- **Work request**
In the data below, how many lines contain the string "Добавить"? Reply with the number only.
──────── Records provided ────────
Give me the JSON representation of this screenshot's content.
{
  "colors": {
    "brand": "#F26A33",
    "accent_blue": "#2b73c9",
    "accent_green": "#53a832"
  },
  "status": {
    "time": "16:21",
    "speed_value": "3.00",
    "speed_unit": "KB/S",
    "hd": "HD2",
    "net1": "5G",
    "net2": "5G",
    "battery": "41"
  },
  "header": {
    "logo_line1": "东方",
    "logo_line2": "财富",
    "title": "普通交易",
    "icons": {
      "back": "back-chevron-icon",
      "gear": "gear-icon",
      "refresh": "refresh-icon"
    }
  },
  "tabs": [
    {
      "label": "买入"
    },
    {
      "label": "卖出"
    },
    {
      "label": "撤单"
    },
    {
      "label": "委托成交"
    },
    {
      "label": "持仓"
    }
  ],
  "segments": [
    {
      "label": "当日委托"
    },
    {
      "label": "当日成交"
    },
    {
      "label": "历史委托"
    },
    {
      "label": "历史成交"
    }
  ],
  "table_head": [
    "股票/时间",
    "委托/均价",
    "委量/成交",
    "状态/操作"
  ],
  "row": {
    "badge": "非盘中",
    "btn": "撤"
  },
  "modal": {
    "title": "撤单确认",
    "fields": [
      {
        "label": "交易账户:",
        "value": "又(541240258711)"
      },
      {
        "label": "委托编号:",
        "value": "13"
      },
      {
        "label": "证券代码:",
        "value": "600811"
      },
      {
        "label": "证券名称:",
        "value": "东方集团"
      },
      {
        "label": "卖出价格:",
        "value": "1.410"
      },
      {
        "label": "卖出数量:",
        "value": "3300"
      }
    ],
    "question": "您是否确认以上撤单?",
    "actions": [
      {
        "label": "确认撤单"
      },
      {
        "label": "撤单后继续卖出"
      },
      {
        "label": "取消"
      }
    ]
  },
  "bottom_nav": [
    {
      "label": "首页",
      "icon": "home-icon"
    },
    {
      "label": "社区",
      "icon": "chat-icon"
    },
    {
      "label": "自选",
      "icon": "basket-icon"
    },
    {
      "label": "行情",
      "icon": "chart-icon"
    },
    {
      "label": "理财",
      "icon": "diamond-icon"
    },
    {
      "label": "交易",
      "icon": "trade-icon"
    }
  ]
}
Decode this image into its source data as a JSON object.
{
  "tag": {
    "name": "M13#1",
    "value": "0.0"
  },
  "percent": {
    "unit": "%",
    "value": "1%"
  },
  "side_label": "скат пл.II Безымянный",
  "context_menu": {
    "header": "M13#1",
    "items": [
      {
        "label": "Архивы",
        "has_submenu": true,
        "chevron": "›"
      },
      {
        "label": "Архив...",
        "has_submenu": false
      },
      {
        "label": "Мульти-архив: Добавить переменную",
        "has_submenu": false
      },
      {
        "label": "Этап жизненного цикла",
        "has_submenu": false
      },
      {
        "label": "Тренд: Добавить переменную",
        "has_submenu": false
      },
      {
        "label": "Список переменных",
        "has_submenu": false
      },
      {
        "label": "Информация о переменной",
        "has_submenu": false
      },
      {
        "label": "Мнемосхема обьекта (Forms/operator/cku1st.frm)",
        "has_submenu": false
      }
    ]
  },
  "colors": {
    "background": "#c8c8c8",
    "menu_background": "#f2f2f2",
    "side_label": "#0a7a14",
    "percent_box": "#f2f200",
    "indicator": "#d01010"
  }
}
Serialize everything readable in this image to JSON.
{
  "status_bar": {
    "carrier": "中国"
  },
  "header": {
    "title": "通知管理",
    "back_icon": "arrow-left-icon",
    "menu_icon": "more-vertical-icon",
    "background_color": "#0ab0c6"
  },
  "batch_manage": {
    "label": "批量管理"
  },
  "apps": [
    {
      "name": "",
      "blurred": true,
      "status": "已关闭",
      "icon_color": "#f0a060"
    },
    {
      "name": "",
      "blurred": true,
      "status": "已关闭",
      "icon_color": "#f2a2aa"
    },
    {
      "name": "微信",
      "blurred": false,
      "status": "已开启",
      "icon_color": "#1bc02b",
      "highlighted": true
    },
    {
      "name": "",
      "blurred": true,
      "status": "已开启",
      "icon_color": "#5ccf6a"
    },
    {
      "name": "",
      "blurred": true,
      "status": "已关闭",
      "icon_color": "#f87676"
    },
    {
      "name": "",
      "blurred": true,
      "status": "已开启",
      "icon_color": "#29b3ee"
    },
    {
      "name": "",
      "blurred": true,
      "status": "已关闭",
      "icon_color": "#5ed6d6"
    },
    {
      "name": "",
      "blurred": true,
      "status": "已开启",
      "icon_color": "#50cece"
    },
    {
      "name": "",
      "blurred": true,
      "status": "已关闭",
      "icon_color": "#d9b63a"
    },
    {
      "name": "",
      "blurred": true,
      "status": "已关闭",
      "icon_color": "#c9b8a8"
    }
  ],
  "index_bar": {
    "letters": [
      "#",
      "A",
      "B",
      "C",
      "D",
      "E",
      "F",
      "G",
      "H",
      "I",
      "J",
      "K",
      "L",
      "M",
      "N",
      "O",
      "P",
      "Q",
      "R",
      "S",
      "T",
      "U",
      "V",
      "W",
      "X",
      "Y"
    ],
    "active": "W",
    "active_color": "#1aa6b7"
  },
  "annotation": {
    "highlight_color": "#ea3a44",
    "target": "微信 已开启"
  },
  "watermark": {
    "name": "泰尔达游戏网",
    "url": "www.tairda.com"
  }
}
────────
- **Solution to this task**
2